To facilitate the implementation of the MRE standards in the field, UNICEF requested the GICHD develop a series of "best practice" guidebooks to provide more practical advice on how to implement the MRE standards. A total of 12 guidebooks have been developed using a variety of people, countries and contexts. The guidebooks address a wide range of areas covered by the MRE IMAS, including:
- How to support the coordination and the dissemination of public information
- How to implement risk education and training projects
- How to undertake community mine-action liaison
- What elements should be considered to implement effective MRE projects in emergencies
Copies of the guidebooks are available by contacting GICHD or UNICEF, or they can be downloaded at www.mineactionstandards.org.
Graphic courtesy of GICHD
Ongoing Work at the GICHD
The GICHD is undertaking a major study, Land Release and Risk-Management Approaches, which aims to examine the various processes used to release land (other than by full clearance) and to advise on ways in which a risk-management approach can be applied to speed up this process. The study will be completed by the end of 2006.
The development of the International Mine Action Standards has been undertaken by the GICHD on behalf of United Nations Mine Action Service. There are currently 38 existing IMAS and another 10 are in the final approval stage of the process. The latest IMAS are always posted on the Standards’ Web site (www.mineactionstandards.org) and the GICHD produces an updated CD each year. A revised, simple Guide to IMAS was published in early 2006.

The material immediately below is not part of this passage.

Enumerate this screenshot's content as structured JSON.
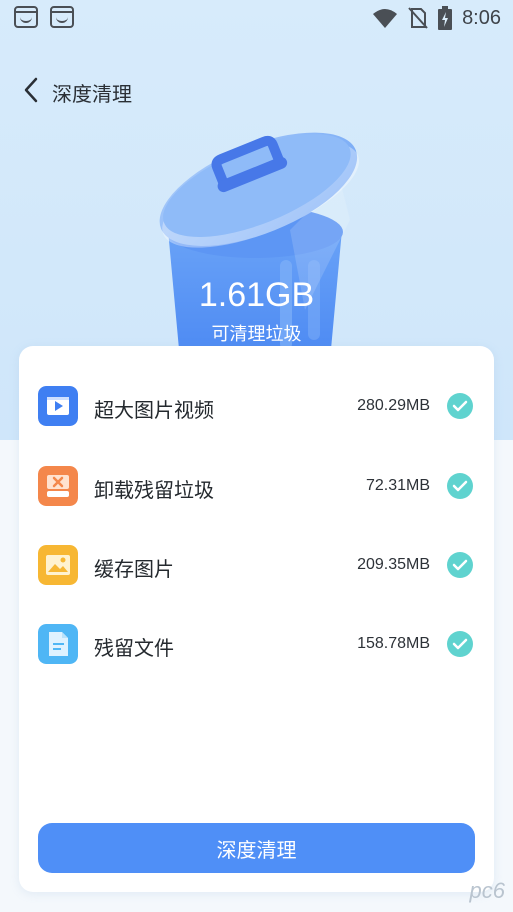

- Convention on the Prohibition of the Use, Stockpiling, Production and Transfer of Anti-Personnel Mines and on Their Destruction, Oslo, Norway. 18 Sept. 1997. http://www.un.org/Depts/mine/UNDocs/ban_trty.htm. Accessed 26 April 2006. The document was opened for signature in Ottawa, Canada, 3 Dec. 1997, and thus is commonly known as the Ottawa Convention.
- Formally known as the Convention on Prohibitions or Restrictions on the Use of Certain Conventional Weapons Which May Be Deemed to Be Excessively Injurious or to Have Indiscriminate Effects, Geneva, Switzerland, Oct. 10, 1980. http://www.ccwtreaty.com/KeyDocs/ccwtreatytext.htm. Accessed June 5, 2006.
Ian Mansfield is the Operations Director at the GICHD and is responsible for all operational, technical and research activities of the Centre. He is also responsible for analysing existing and potential areas of activity for the Centre, as well as all evaluation, assessment and consultancy activities. Mansfield holds a Master of Business Administration and a bachelor’s degree in civil engineering.